OPEN Everyday

Weekdays 9am - 9pm | Weekends 9am - 5pm

Call us  +603-7932 1936 or online chat with us now

 

Where Pollution Meets Art


Sculptures made out of waste were displayed for the public

KUALA LUMPUR: More Than 30 is a student-led campaign that combats against plastic waste that took place on the 13th of July at GMBB, Kuala Lumpur from 11 am to 5.45 pm.

More Than 30 is part of the movement under Ikigai 3.0. Based on research, there will be more plastic waste in the ocean than the amount of living sea creatures, as claimed by Sean Wong, Head of the Public Relations Team of the event. “What we hope to achieve is to prove that prediction wrong”, said Sean.

A sculpture of an octopus
The sculpture of a whale were one of the main sculptures displayed

During the event, a total of 6 main art sculptures done by the students themselves were seen in the event space. The marine life sculptures were made purely from recycled materials and plastic waste. From turtles and whales to sea horses and jellyfishes, the graphic design students have really outdone themselves by fully utilizing common plastic items that we Malaysians often use.
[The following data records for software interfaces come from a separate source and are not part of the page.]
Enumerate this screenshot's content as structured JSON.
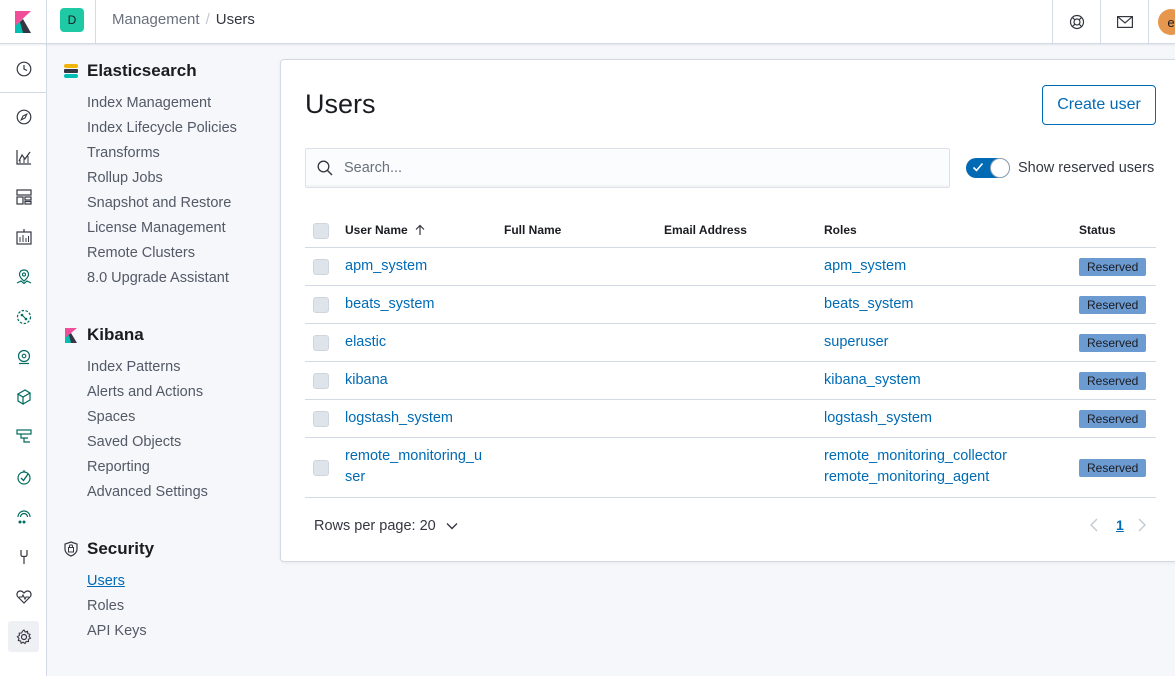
{
  "header": {
    "space_initial": "D",
    "breadcrumbs": [
      "Management",
      "Users"
    ],
    "avatar_initial": "e"
  },
  "rail": {
    "icons": [
      "clock-icon",
      "compass-icon",
      "visualize-icon",
      "dashboard-icon",
      "canvas-icon",
      "maps-icon",
      "ml-icon",
      "graph-icon",
      "observability-icon",
      "logs-icon",
      "apm-icon",
      "uptime-icon",
      "dev-tools-icon",
      "stack-monitoring-icon",
      "gear-icon"
    ]
  },
  "sidenav": {
    "groups": [
      {
        "title": "Elasticsearch",
        "items": [
          "Index Management",
          "Index Lifecycle Policies",
          "Transforms",
          "Rollup Jobs",
          "Snapshot and Restore",
          "License Management",
          "Remote Clusters",
          "8.0 Upgrade Assistant"
        ]
      },
      {
        "title": "Kibana",
        "items": [
          "Index Patterns",
          "Alerts and Actions",
          "Spaces",
          "Saved Objects",
          "Reporting",
          "Advanced Settings"
        ]
      },
      {
        "title": "Security",
        "items": [
          "Users",
          "Roles",
          "API Keys"
        ]
      }
    ]
  },
  "main": {
    "title": "Users",
    "create_button": "Create user",
    "search_placeholder": "Search...",
    "toggle_label": "Show reserved users",
    "toggle_on": true,
    "columns": [
      "User Name",
      "Full Name",
      "Email Address",
      "Roles",
      "Status"
    ],
    "rows": [
      {
        "username": "apm_system",
        "username_lines": [
          "apm_system"
        ],
        "full_name": "",
        "email": "",
        "roles": [
          "apm_system"
        ],
        "status": "Reserved"
      },
      {
        "username": "beats_system",
        "username_lines": [
          "beats_system"
        ],
        "full_name": "",
        "email": "",
        "roles": [
          "beats_system"
        ],
        "status": "Reserved"
      },
      {
        "username": "elastic",
        "username_lines": [
          "elastic"
        ],
        "full_name": "",
        "email": "",
        "roles": [
          "superuser"
        ],
        "status": "Reserved"
      },
      {
        "username": "kibana",
        "username_lines": [
          "kibana"
        ],
        "full_name": "",
        "email": "",
        "roles": [
          "kibana_system"
        ],
        "status": "Reserved"
      },
      {
        "username": "logstash_system",
        "username_lines": [
          "logstash_system"
        ],
        "full_name": "",
        "email": "",
        "roles": [
          "logstash_system"
        ],
        "status": "Reserved"
      },
      {
        "username": "remote_monitoring_user",
        "username_lines": [
          "remote_monitoring_u",
          "ser"
        ],
        "full_name": "",
        "email": "",
        "roles": [
          "remote_monitoring_collector",
          "remote_monitoring_agent"
        ],
        "status": "Reserved"
      }
    ],
    "rows_per_page_label": "Rows per page: 20",
    "current_page": "1"
  },
  "colors": {
    "accent": "#006bb4",
    "badge": "#6c9bd2",
    "space": "#1ec9a3",
    "avatar": "#e7964d"
  }
}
According to Sean, the idea behind the sculptures and the art exhibition as a whole was suggested by their SOS lecturer, Irwan Marlius. “As graphic design students, we figured it was an excellent idea as an art exhibition would be something closer to our field,” Sean added, “Plus, art and visuals would usually have a stronger impact when it comes to raising awareness in serious issues.”

Videos of removing waste from marine lives were being played

To these students, it was more than just passing an assignment. To them, it was about taking a stand against an overlooked issue in Malaysia. Sean stated that, “We hope that being eco-conscious is too mainstream. Because if it were, we wouldn’t need to do this as people are actually aware and taking action against this issue.”

An environmentalist giving his talk

Other than the intriguing and thought-provoking art sculptures, there were live performances and talks given by environmentalists as well as everyday citizens who share the same passion towards the environment.

One of the many speakers that have attended the event was an inspiring 13-year-old boy who is currently working on a project dedicated to saving the nation’s endangered turtle species – Save Sea Animals From Extinction (SAFE). For two years now, Ahmad Iszudin has been going around schools and bazaars to give talks about the environment and sell eco-friendly products. All funds and donations he has collected through SAFE goes Walai Penyu Conservation Park in Sabah.

“I feel like it’s my duty to rescue these turtles and bring people’s attention towards turtle conservation,” Ahmad said, “The turtles are going extinct and if we don’t do anything about it, we will lose them forever.”

Other collaborators were present to support the campaign

Among the collaborators were the Charisma Movement, an organization that connects students with services of altruism such as Project Penyu. Sabihah Rusman, a representative from the Charisma Movement, commented that initiatives such as the More Than 30 exhibition are more important than people think.

“We can all agree that Malaysians are just so clueless about the environment. Our oceans are dying and it’s about time to really raise awareness on the issue, around youngsters especially”, explained Sabihah.

All the collected funds and donations were directly given to the Charisma Movement and Small Changes, a sister organization of Charisma that is more focused on education in the rural community.

Many came and participated in the talk by the environmentalists

More Than 30 exceeded expectations with about 35 attendees at the launch itself. The event has definitely delivered a strong message that we Malaysians are always taking advantage of the environment and it’s about time that we start giving back to mother nature.

The team behind the event

To find out more about what they did for our nature, visit their instagram page at https://www.instagram.com/iact_ikigai3.0/

This article is written by Joanne Lai & Daniel Tee, Mass Communication students in IACT College.